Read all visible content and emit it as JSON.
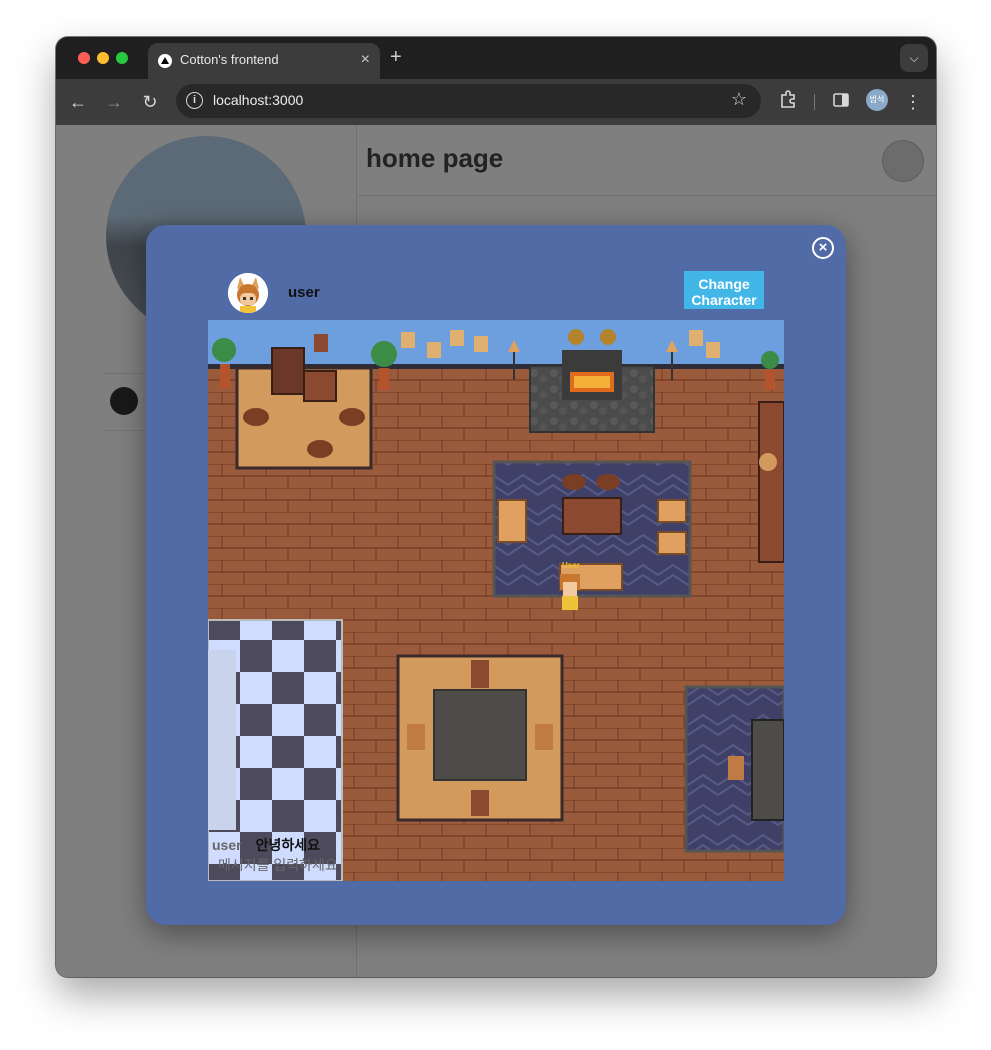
{
  "browser": {
    "tab_title": "Cotton's frontend",
    "tab_close": "×",
    "new_tab": "+",
    "url": "localhost:3000",
    "profile_initials": "범석"
  },
  "page": {
    "title": "home page"
  },
  "modal": {
    "close_icon": "×",
    "user_name": "user",
    "change_button": "Change Character",
    "player_label": "User",
    "chat": {
      "nickname": "user",
      "message": "안녕하세요",
      "input_placeholder": "메시지를 입력하세요"
    }
  },
  "colors": {
    "modal_bg": "#516ba6",
    "button_bg": "#43b6e8",
    "floor": "#9a5a3c",
    "wall": "#6d9fdf"
  }
}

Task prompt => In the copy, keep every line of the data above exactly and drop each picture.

Solution below =>
Read all visible content and emit it as JSON.
{
  "browser": {
    "tab_title": "Cotton's frontend",
    "tab_close": "×",
    "new_tab": "+",
    "url": "localhost:3000",
    "profile_initials": "범석"
  },
  "page": {
    "title": "home page"
  },
  "modal": {
    "close_icon": "×",
    "user_name": "user",
    "change_button": "Change Character",
    "player_label": "User",
    "chat": {
      "nickname": "user",
      "message": "안녕하세요",
      "input_placeholder": "메시지를 입력하세요"
    }
  },
  "colors": {
    "modal_bg": "#516ba6",
    "button_bg": "#43b6e8",
    "floor": "#9a5a3c",
    "wall": "#6d9fdf"
  }
}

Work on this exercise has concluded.